The next morning followed suit – packing up their gear and tools and setting off again in a blur of shrouded sunrise. Jamie felt that something was different, and the others seemed to feel it too. He was beginning to feel weak, and the constant hunger seemed to mulch him from the inside out, making every hour of travel more painful than before. They had food but it was not enough to give them strength for such a long journey. By the time they stopped for camp the following night the trio had decided that they would need to fin some sustenance to better fuel the remaining days of their trek.

“We ought to follow suit of the others,” Hektor suggested, cracking a cake of hard tack into halves and attempting to bite off a chunk.

“Go on the ice?” Jamie asked.

“Aye, and fetch ourselves some meat. A swile would keep us for a week. What say you, Mavis?”

Mavis was silent.

“Well, you are the hunter of us three, correct?”

“Birds, deer, yes.
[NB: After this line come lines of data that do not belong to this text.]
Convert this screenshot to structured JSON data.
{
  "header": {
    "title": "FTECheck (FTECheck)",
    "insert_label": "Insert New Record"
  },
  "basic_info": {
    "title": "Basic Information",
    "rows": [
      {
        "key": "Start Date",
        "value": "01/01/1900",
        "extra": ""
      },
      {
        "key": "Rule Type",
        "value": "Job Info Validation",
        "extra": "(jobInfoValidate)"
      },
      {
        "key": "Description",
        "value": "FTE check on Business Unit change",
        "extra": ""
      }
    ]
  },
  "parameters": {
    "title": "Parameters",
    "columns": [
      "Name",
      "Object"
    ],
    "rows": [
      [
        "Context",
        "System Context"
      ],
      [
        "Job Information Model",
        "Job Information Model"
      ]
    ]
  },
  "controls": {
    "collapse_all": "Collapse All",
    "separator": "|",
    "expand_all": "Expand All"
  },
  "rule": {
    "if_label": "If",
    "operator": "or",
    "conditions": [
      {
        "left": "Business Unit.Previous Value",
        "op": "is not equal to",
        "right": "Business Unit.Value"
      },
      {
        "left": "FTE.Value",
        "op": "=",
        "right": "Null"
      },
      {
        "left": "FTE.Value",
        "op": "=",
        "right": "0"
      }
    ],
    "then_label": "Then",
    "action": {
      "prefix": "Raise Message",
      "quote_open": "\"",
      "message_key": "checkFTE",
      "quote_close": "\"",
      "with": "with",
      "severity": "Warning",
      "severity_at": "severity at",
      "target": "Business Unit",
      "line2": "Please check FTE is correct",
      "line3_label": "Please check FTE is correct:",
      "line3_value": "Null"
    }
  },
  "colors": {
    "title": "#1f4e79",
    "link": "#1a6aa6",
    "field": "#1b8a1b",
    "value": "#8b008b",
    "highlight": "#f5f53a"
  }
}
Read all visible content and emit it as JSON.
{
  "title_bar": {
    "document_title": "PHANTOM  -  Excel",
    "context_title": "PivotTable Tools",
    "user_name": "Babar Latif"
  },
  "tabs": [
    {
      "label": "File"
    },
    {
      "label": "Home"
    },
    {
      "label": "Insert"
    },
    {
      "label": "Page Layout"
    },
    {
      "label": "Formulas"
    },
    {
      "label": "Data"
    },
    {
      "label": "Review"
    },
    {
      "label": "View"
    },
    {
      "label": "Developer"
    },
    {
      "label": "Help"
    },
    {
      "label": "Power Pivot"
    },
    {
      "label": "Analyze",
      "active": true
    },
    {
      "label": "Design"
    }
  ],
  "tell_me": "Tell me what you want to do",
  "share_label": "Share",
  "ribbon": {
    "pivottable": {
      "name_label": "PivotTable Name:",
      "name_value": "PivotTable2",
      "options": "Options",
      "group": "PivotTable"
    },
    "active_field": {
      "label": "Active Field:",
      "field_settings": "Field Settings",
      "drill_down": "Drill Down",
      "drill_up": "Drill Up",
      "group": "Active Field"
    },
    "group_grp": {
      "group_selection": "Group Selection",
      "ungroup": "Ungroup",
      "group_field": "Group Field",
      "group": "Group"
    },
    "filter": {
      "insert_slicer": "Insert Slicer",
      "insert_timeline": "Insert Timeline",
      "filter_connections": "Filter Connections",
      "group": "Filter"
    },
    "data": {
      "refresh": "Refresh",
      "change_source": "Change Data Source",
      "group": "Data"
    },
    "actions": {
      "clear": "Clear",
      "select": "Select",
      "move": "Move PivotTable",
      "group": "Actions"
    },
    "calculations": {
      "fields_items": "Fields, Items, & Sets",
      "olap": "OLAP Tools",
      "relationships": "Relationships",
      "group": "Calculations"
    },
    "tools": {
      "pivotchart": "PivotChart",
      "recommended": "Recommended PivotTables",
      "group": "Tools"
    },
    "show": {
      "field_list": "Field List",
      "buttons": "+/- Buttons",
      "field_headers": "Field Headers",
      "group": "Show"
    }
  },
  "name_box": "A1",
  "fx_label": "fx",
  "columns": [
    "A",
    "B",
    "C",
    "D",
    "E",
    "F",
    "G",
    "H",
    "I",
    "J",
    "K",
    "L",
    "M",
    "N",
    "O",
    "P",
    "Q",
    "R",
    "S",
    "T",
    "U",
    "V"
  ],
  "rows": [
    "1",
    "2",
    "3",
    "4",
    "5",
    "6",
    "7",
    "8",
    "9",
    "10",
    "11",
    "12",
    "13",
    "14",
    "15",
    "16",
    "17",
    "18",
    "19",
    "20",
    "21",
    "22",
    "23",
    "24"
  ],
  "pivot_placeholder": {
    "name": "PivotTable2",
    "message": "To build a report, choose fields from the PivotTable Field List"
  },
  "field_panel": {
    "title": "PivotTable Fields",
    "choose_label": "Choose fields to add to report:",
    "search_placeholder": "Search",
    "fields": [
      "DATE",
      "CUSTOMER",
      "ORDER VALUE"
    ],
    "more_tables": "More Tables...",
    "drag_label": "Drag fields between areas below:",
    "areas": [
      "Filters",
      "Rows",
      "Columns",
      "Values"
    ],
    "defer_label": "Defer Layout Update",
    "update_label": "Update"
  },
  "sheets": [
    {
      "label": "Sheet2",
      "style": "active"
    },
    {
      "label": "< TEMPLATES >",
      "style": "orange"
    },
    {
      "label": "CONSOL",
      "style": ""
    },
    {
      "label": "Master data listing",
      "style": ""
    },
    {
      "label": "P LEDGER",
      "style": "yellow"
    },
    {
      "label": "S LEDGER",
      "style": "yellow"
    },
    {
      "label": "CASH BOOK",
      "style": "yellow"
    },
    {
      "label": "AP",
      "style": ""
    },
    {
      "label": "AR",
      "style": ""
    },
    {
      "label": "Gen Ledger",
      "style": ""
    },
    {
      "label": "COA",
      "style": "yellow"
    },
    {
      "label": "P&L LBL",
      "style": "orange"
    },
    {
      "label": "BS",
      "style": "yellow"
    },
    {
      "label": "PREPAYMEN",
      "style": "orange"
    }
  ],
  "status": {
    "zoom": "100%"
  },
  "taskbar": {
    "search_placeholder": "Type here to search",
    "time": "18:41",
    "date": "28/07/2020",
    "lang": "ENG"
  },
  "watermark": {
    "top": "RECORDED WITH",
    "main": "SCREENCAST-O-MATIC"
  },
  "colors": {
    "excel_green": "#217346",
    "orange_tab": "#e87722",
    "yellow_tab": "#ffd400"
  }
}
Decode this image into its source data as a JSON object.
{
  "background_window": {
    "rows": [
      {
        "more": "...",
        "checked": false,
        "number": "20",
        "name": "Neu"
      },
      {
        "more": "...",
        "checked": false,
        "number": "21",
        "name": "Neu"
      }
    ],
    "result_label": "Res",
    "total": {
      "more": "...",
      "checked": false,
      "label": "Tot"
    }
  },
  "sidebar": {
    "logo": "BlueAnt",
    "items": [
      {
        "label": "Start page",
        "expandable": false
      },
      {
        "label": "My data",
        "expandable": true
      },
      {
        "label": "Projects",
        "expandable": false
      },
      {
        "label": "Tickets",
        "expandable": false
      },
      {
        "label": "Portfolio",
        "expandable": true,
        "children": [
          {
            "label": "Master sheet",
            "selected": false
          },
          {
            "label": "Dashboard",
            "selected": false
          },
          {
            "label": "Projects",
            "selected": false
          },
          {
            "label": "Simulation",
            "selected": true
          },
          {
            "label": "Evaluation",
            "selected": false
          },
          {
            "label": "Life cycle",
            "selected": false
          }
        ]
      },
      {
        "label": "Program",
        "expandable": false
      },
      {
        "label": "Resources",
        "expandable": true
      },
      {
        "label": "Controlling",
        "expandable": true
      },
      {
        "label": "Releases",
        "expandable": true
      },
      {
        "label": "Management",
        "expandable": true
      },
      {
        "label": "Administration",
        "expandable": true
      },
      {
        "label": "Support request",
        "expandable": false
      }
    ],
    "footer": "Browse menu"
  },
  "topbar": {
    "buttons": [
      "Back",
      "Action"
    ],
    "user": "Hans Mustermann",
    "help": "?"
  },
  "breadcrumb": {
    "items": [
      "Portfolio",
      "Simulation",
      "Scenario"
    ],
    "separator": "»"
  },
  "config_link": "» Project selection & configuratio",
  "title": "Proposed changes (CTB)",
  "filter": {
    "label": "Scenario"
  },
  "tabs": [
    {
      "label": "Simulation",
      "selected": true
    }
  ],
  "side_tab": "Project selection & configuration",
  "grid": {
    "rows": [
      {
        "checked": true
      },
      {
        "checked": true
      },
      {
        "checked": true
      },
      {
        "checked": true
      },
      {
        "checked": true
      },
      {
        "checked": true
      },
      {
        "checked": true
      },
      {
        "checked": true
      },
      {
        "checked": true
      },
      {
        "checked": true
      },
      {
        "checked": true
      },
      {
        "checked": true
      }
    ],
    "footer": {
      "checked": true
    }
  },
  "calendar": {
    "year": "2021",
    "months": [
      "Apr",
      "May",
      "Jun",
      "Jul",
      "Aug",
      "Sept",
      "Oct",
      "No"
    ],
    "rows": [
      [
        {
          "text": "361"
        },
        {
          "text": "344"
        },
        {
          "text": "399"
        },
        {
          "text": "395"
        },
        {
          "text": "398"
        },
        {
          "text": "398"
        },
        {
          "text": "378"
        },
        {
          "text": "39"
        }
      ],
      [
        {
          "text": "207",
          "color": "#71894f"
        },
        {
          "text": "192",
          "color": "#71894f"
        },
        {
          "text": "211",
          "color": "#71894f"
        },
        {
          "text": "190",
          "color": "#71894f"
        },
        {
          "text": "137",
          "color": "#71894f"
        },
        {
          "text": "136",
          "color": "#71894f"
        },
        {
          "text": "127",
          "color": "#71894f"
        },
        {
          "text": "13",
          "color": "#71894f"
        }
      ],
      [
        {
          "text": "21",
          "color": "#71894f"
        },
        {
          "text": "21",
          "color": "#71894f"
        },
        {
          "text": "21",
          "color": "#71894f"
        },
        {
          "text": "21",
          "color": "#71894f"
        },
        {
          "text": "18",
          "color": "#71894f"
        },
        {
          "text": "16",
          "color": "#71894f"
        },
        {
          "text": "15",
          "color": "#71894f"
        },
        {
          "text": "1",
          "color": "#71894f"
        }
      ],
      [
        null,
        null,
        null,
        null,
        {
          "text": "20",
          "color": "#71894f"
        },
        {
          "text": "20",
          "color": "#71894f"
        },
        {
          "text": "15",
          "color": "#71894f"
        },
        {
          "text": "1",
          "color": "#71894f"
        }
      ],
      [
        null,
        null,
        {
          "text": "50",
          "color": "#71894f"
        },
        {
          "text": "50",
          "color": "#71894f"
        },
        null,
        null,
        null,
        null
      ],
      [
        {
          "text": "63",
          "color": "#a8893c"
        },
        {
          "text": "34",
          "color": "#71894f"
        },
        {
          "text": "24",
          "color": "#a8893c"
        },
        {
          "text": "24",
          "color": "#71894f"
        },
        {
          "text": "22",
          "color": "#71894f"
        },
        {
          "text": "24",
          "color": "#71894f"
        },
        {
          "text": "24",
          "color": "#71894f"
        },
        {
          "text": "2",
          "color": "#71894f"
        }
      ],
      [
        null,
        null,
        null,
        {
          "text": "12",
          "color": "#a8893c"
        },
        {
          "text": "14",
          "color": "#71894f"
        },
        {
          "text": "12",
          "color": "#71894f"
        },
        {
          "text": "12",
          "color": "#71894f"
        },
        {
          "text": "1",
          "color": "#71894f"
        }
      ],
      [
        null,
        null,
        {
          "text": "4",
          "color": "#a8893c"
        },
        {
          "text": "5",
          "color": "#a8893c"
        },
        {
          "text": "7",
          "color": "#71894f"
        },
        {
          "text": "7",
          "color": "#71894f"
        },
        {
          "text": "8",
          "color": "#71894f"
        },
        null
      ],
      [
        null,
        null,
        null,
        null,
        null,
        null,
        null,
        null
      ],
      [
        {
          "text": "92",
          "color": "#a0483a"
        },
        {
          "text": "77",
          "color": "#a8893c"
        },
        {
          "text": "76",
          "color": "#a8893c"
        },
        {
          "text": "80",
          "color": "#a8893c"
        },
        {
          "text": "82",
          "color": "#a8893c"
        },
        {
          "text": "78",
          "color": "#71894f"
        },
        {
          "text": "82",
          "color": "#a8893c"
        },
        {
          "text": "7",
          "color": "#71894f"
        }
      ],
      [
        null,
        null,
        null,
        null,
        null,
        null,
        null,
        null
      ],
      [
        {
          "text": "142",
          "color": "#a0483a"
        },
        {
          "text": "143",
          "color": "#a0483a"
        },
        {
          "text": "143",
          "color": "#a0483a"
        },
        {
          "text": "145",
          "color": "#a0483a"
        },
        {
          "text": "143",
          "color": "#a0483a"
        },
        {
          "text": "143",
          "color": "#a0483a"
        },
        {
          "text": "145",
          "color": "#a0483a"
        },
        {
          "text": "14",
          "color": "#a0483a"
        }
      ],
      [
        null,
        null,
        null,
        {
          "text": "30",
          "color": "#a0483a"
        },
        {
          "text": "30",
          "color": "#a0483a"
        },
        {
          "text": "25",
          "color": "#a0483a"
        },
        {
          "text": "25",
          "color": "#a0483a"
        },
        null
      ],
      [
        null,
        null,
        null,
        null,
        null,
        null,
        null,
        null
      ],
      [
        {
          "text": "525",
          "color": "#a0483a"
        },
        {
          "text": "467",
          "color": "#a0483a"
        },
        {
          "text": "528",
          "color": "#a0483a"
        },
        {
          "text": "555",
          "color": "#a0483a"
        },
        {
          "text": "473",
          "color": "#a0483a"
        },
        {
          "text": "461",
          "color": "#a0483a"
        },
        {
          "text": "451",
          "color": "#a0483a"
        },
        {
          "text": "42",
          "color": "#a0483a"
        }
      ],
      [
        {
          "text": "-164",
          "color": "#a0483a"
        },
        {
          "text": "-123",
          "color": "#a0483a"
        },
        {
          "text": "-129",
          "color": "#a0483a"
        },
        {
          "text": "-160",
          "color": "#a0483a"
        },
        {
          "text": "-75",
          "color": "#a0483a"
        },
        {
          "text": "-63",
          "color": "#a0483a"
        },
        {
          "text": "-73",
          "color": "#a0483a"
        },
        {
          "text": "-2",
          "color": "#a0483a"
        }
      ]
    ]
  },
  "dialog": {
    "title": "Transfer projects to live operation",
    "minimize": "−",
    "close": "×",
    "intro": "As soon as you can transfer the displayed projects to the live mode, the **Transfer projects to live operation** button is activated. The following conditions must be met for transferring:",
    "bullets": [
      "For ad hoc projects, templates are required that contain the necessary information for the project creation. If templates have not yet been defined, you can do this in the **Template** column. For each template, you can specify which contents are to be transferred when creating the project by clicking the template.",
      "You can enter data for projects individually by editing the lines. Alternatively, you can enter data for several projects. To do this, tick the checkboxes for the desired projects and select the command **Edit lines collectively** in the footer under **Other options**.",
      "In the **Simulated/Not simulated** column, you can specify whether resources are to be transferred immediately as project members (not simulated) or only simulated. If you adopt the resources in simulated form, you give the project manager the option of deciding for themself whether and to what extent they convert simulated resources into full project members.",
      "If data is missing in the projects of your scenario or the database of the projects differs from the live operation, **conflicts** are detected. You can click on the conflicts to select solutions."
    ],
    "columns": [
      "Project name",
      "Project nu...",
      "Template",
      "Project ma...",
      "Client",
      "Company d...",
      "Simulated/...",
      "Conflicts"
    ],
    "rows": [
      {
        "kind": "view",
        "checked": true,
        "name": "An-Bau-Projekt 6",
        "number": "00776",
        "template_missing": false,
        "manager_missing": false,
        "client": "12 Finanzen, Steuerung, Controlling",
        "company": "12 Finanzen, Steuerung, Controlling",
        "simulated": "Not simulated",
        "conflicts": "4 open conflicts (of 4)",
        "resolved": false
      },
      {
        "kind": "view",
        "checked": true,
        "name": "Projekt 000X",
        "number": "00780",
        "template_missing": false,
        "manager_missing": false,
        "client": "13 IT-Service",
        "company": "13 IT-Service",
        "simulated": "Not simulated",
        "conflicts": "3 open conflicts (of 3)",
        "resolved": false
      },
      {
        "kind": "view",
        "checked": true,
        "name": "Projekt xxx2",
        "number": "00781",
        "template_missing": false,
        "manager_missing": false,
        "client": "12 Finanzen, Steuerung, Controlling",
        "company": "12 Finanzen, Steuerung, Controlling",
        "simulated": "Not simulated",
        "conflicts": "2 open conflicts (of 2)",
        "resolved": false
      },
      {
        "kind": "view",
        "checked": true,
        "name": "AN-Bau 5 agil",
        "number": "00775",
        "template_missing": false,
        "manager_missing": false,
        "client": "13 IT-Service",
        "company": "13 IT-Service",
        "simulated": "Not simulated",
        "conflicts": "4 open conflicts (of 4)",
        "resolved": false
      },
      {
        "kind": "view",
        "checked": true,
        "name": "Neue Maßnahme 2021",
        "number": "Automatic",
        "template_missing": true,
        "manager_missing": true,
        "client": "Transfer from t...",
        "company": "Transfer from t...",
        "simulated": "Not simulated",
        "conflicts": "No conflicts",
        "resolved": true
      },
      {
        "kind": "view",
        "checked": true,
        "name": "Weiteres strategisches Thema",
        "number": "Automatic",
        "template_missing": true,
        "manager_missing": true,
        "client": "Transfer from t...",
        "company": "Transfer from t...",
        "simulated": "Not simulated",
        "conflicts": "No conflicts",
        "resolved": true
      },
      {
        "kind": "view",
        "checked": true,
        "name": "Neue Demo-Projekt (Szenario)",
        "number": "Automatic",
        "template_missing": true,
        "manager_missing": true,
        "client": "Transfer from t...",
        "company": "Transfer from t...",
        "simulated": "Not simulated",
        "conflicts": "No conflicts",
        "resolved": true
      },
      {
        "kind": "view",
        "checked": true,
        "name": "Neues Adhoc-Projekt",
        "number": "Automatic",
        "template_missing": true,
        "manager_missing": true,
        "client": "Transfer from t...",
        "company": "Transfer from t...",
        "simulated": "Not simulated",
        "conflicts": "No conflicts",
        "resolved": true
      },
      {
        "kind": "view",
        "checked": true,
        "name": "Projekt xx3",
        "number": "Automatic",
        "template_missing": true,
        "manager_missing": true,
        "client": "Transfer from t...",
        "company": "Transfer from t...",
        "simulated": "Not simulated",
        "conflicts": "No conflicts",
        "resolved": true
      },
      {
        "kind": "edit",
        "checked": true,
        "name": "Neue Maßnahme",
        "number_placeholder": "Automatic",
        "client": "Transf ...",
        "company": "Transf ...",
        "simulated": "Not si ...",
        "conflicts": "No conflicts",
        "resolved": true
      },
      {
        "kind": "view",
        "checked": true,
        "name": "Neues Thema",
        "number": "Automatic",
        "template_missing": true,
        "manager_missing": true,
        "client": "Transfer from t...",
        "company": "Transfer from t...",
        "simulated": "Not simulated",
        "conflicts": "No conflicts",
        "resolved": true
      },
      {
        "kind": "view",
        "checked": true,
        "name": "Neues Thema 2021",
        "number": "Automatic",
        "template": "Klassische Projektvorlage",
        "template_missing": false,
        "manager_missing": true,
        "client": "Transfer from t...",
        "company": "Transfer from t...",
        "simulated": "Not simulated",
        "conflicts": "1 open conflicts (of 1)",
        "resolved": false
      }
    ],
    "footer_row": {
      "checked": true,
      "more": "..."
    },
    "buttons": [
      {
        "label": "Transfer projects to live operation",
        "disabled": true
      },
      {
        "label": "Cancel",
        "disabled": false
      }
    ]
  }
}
But I’ve not been on the ice before,” Mavis said. He was clearly disturbed by the thought of wandering onto the ever-shifting and groaning ice field. “I can’t say I’d know where to start, but one of those fat bastards would do us a mighty bit of good.”

“We’d need to make some torches,” Jamie said. He stood up and grabbed a slender stick from their little woodpile. “And spears too. We shouldn’t risk losing any of your arrows.”

“Make them damn sharp,” said Hektor. “They’ve got blubber on em thicker than your arm. They’ll have to be barbed as well.”

An hour later and with the sun well set, the three men stood at the shore and made their first tentative steps onto the ice. Holding their torches high and tied at the waist by a length of rope, they made their way out into the darkness.

NaNoWriMo has begun!

One thousand, nine hundred and seventeen. That’s how many words I’ve got so far. If I can manage to pull this off every day, I’ll actually make the 50,000 word mark by November 30th. Whether or not that’ll happen for sure… we’ll see.

I got up extra early this morning, made some coffee, and started typing. I’m usually a slow writer, as I tend to overthink my word choice on the first draft, but today I decided I’d just focus on the story and worry about the colorfulness (didn’t think that was a word until I typed it) of the language later. I was surprised how quickly ideas started coming out.

I’d had a very, very rough idea of where I wanted this story to go and what it’s characters would be, but I had no idea where to start. One of my issues with my main novel project – The Keeping of the Light – is that it starts somewhat slowly. There’s no huge action that takes places or an interesting event that sets things into motion – things just happen, there’s some foreshadowing here and there, people say stuff, small things occur, and then we later find out why.

I wanted to do something different for Everwander, so I spent most of my time this morning writing the prologue. As it stands right now, I’m actually very pleased with it. Now I hope I can make the rest of the novel just as engaging. As I think I’ve said before, I will not be posting any of this project until it has been finished. I want to retain some of the ability to make major edits if need be, without confusing any potential readers mid-progress. That being said, I’ll still take the time to post chapters of TKOTL here and there, as I’ve been doing thus far.

To those of you reading: thank you. To those of you writing: good luck. I may write more later, but now it’s time for me to get to work. Cheers.